(Items from a data source)
──────

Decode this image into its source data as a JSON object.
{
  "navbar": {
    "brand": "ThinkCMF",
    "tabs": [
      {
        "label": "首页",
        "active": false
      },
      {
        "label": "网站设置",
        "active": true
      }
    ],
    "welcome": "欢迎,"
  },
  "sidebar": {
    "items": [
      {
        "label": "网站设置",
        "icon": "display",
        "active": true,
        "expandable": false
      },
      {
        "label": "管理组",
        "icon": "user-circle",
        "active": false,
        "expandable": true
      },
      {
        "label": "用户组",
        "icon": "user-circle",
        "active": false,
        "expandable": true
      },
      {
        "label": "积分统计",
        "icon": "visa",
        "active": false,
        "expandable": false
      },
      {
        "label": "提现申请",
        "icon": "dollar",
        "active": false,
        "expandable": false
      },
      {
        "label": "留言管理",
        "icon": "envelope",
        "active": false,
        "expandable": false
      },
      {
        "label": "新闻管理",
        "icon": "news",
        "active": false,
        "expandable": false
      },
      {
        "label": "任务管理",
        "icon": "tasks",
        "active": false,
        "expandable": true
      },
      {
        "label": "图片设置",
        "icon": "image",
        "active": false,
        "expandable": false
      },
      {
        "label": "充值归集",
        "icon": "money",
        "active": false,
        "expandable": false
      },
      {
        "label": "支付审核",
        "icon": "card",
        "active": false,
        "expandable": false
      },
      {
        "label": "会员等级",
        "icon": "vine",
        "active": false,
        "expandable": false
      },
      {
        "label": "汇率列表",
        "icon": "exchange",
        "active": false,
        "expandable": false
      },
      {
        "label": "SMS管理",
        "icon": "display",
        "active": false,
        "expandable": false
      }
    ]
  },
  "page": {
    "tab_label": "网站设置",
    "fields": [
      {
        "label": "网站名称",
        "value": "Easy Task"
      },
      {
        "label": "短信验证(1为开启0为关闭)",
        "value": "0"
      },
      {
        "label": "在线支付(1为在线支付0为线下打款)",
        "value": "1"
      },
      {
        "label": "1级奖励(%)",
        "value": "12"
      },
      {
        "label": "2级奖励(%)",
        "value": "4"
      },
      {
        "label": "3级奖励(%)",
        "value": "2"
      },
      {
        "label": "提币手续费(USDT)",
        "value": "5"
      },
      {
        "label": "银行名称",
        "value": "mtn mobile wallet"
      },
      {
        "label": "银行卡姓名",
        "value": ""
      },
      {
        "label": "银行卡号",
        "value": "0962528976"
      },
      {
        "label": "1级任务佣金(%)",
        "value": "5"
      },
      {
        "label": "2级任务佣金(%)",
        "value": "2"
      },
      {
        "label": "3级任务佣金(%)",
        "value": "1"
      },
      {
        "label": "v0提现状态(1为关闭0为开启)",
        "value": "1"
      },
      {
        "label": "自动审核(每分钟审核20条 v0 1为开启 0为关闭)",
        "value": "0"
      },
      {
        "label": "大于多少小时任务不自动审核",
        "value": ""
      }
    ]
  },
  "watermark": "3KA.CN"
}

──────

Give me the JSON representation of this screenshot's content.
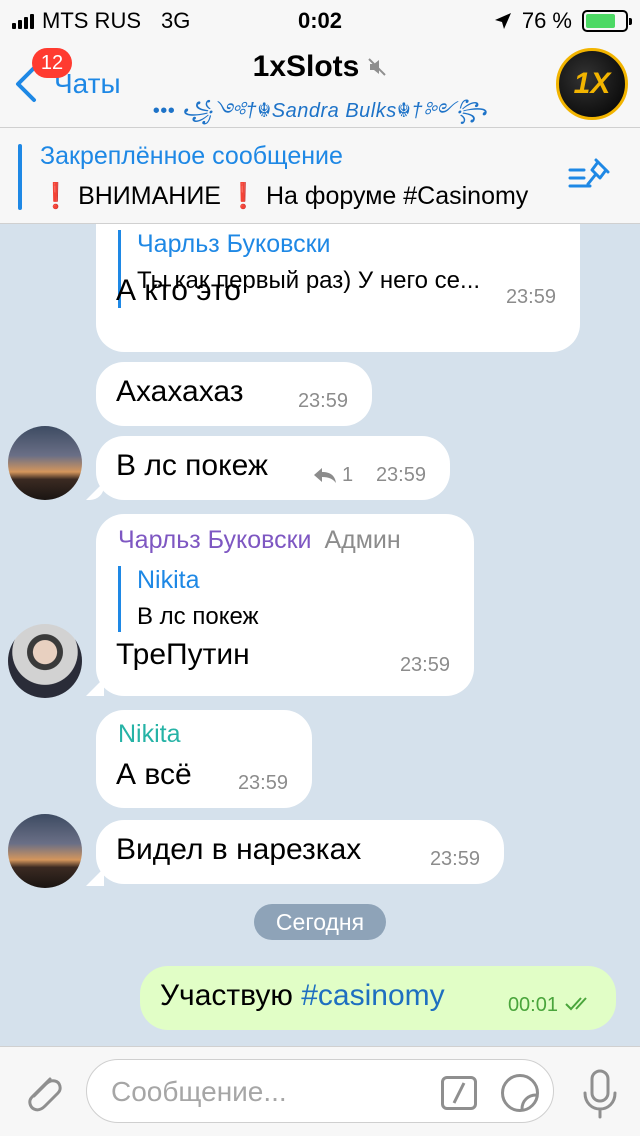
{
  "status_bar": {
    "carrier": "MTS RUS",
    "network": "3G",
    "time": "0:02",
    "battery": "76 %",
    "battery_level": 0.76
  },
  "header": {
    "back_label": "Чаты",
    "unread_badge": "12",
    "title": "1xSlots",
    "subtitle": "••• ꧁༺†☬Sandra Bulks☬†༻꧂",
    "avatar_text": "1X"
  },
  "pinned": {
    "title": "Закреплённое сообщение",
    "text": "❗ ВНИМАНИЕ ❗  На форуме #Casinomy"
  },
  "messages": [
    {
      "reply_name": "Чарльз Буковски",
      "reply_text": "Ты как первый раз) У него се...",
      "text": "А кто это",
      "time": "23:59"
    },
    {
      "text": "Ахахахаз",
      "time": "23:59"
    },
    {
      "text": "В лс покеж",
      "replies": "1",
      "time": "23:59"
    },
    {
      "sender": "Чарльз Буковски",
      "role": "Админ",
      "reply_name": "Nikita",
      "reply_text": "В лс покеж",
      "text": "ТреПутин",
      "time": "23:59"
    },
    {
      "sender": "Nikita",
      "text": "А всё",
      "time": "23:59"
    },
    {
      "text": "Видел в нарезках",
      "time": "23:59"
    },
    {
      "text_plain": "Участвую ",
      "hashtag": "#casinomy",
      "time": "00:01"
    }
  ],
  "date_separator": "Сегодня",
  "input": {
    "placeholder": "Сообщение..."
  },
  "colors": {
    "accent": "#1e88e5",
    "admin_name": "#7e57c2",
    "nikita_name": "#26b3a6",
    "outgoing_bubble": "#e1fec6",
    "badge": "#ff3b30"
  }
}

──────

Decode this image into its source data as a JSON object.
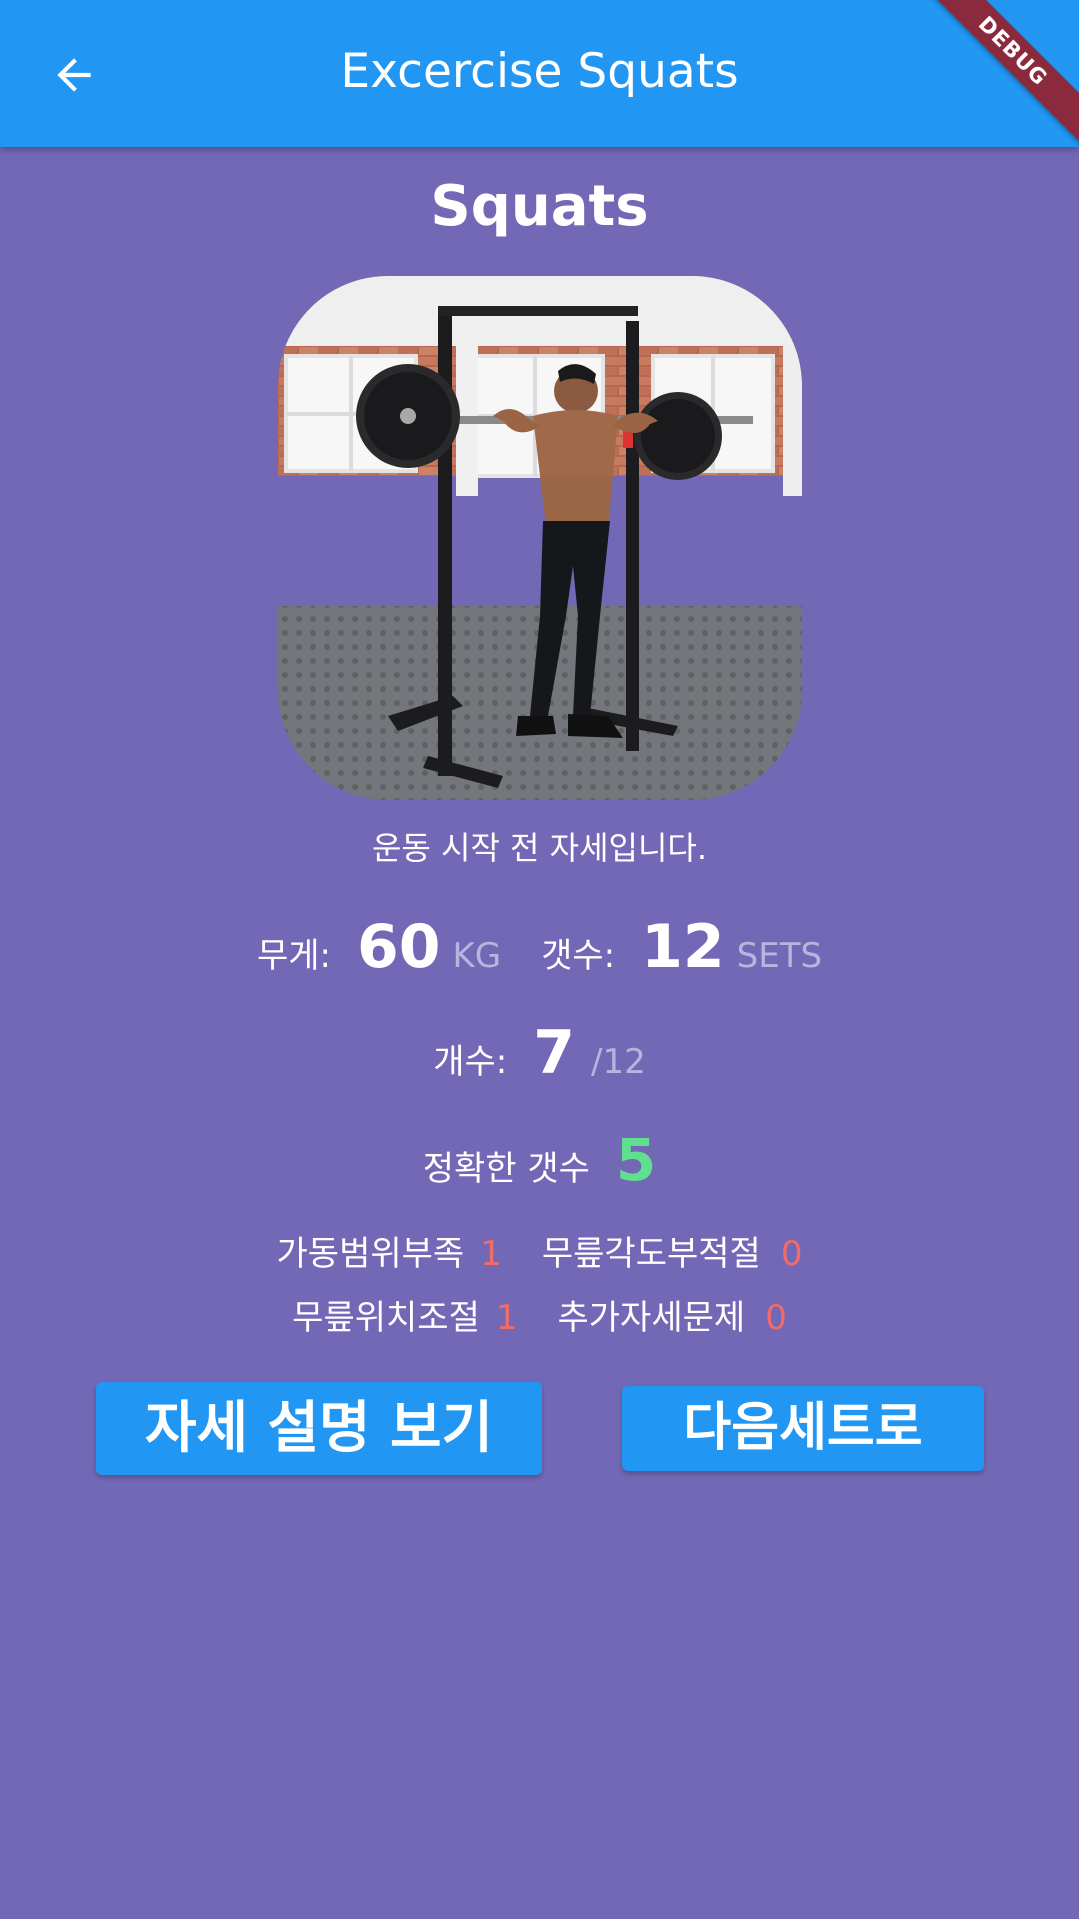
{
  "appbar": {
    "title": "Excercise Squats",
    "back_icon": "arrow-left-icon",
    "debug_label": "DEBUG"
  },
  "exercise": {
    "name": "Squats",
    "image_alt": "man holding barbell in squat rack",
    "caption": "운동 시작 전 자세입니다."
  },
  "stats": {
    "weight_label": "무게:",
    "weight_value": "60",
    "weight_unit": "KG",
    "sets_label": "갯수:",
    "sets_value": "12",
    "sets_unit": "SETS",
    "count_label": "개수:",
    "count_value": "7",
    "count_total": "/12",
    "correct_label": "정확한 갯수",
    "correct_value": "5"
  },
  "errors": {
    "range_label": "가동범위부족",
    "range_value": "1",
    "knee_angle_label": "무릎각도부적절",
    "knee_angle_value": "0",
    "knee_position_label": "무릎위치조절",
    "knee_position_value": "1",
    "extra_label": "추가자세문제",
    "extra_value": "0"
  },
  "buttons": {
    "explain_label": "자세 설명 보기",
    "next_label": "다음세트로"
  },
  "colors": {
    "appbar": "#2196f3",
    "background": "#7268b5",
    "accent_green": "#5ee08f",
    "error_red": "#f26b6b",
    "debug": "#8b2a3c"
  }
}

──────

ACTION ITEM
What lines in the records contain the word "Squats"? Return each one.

SOLUTION TO THIS TASK
    "title": "Excercise Squats",
    "name": "Squats",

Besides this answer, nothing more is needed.